I am not a person who wants to believe in something just for the sake of it. I have heard arguments concerning topics such as IPR, elementary education, that these are non-negotiable. Hardly so.

Debates on making patented drugs for epidemics such as AIDS, Bird Flu, etc available at much cheaper rates are highly relevant.

About books i am quite clear. Provide IP rights. If they are violated do not crib. Why do authors write books? To make money. Sure. But is it the only motive. Or is money the only reason why authors are remembered. No. Authors are more remembered for the ideas they generate. Any idea is not worth its place, if it is not dispersed. Ideas are not born out of vacuum. Invariably, every idea has an origination in some other idea. I know more about science than Newton knew. Does not mean I am greater than Newton. I started from where Newton ended. Since ideas are always an extension of some other idea/s, granting intellectual property rights on ideas is, after all, not a great idea. There are many great books that many people ought to read but cannot afford to buy. What is the harm in violating IP in such cases? The author has made his money. If the idea has spread wide because of pirated books, the author, sure has become poorer, but has become more popular because his books are now widely read and his ideas well appreciated.

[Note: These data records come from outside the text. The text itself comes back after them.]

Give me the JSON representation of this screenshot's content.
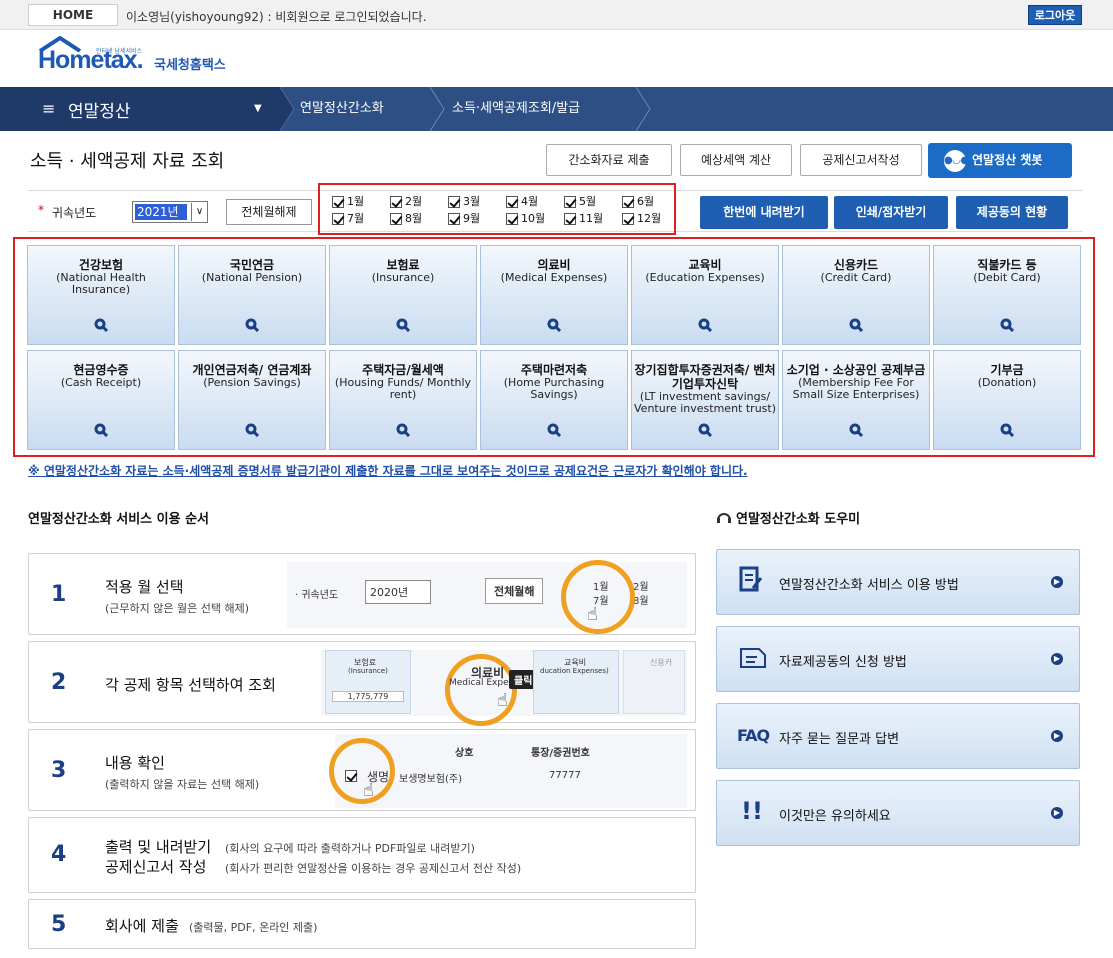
{
  "topbar": {
    "home": "HOME",
    "user_message": "이소영님(yishoyoung92) : 비회원으로 로그인되었습니다.",
    "logout": "로그아웃"
  },
  "logo": {
    "brand": "Hometax.",
    "tagline": "인터넷 납세서비스",
    "name_kr": "국세청홈택스"
  },
  "nav": {
    "menu_icon": "≡",
    "main": "연말정산",
    "crumbs": [
      "연말정산간소화",
      "소득·세액공제조회/발급"
    ]
  },
  "page": {
    "title": "소득 · 세액공제 자료 조회"
  },
  "toolbar": {
    "submit_simple": "간소화자료 제출",
    "estimate_tax": "예상세액 계산",
    "write_report": "공제신고서작성",
    "chatbot": "연말정산 챗봇",
    "chatbot_icon": "bot-icon"
  },
  "filter": {
    "year_label": "귀속년도",
    "year_value": "2021년",
    "unselect_all": "전체월해제",
    "months": [
      "1월",
      "2월",
      "3월",
      "4월",
      "5월",
      "6월",
      "7월",
      "8월",
      "9월",
      "10월",
      "11월",
      "12월"
    ],
    "download_all": "한번에 내려받기",
    "print_braille": "인쇄/점자받기",
    "provider_status": "제공동의 현황"
  },
  "items": [
    {
      "kr": "건강보험",
      "en": "(National Health Insurance)"
    },
    {
      "kr": "국민연금",
      "en": "(National Pension)"
    },
    {
      "kr": "보험료",
      "en": "(Insurance)"
    },
    {
      "kr": "의료비",
      "en": "(Medical Expenses)"
    },
    {
      "kr": "교육비",
      "en": "(Education Expenses)"
    },
    {
      "kr": "신용카드",
      "en": "(Credit Card)"
    },
    {
      "kr": "직불카드 등",
      "en": "(Debit Card)"
    },
    {
      "kr": "현금영수증",
      "en": "(Cash Receipt)"
    },
    {
      "kr": "개인연금저축/ 연금계좌",
      "en": "(Pension Savings)"
    },
    {
      "kr": "주택자금/월세액",
      "en": "(Housing Funds/ Monthly rent)"
    },
    {
      "kr": "주택마련저축",
      "en": "(Home Purchasing Savings)"
    },
    {
      "kr": "장기집합투자증권저축/ 벤처기업투자신탁",
      "en": "(LT investment savings/ Venture investment trust)"
    },
    {
      "kr": "소기업 · 소상공인 공제부금",
      "en": "(Membership Fee For Small Size Enterprises)"
    },
    {
      "kr": "기부금",
      "en": "(Donation)"
    }
  ],
  "notice": "※ 연말정산간소화 자료는 소득·세액공제 증명서류 발급기관이 제출한 자료를 그대로 보여주는 것이므로 공제요건은 근로자가 확인해야 합니다.",
  "steps_section": {
    "title": "연말정산간소화 서비스 이용 순서",
    "steps": [
      {
        "num": "1",
        "title": "적용 월 선택",
        "sub": "(근무하지 않은 월은 선택 해제)"
      },
      {
        "num": "2",
        "title": "각 공제 항목 선택하여 조회",
        "sub": ""
      },
      {
        "num": "3",
        "title": "내용 확인",
        "sub": "(출력하지 않을 자료는 선택 해제)"
      },
      {
        "num": "4",
        "title": "출력 및 내려받기",
        "sub": "(회사의 요구에 따라 출력하거나 PDF파일로 내려받기)",
        "title2": "공제신고서 작성",
        "sub2": "(회사가 편리한 연말정산을 이용하는 경우 공제신고서 전산 작성)"
      },
      {
        "num": "5",
        "title": "회사에 제출",
        "sub": "(출력물, PDF, 온라인 제출)"
      }
    ],
    "demo": {
      "year_label": "· 귀속년도",
      "year": "2020년",
      "unselect": "전체월해",
      "m1": "1월",
      "m2": "2월",
      "m7": "7월",
      "m8": "8월",
      "tile1_kr": "보험료",
      "tile1_en": "(Insurance)",
      "tile1_val": "1,775,779",
      "tile2_kr": "의료비",
      "tile2_en": "Medical Expen",
      "click": "클릭!",
      "tile3_kr": "교육비",
      "tile3_en": "ducation Expenses)",
      "tile4_kr": "신용카",
      "col1": "상호",
      "col2": "통장/증권번호",
      "row_name": "생명",
      "row_name2": "보생명보험(주)",
      "row_num": "77777"
    }
  },
  "help_section": {
    "title": "연말정산간소화 도우미",
    "items": [
      {
        "label": "연말정산간소화 서비스 이용 방법",
        "icon": "document-edit-icon"
      },
      {
        "label": "자료제공동의 신청 방법",
        "icon": "document-icon"
      },
      {
        "label": "자주 묻는 질문과 답변",
        "icon": "faq-icon",
        "icon_text": "FAQ"
      },
      {
        "label": "이것만은 유의하세요",
        "icon": "exclamation-icon",
        "icon_text": "!!"
      }
    ]
  }
}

I am not a great fan of pirated books. They are quite lousily made. But if some one is a bibliophile and cannot afford to buy,say, The World is Flat for INR 750, what is the harm in buying one for INR 100 on the footpaths of Hyderabad or Mumbai. Friedman has earned enough riches. His popularity ain’t come down, surely. And what he wrote were not his original ideas either.

2 comments:

Kapil said...

Dear Blogger
I do not agree with your view over IPR on Books.
You say that book writers do not have just money on their mind. Agreed but what about book publishers do
(You say IPR is alright for drugs. Why scientists that actually do the research work may have other things on their mind but what about the big drug companies that sponsor that research, popularise the drug.) It is always a demand - supply - profit situation.

The decision of whether or not to let books be sold at Rs 100 on a hyderbad street should be left to the creator(Writer,Publisher) of the book and not to what is convenient. If the street hawker expands the market and give back part of the profit than why not.

Anyways, I do like what you write here. Keep up the good work !

itheabsolute said...

bbird

a publishers contribution to a book is much small in size than a corporation's contribution to a drug discovery. i am fine with a publisher making money, which it will make if the book is good. but since the cost isn't much, despite IPR violation, it will still make money.

anyways, multiple/opposing opinions should co-exist in the world.

thanks for your compliments. these keep me going.

cheers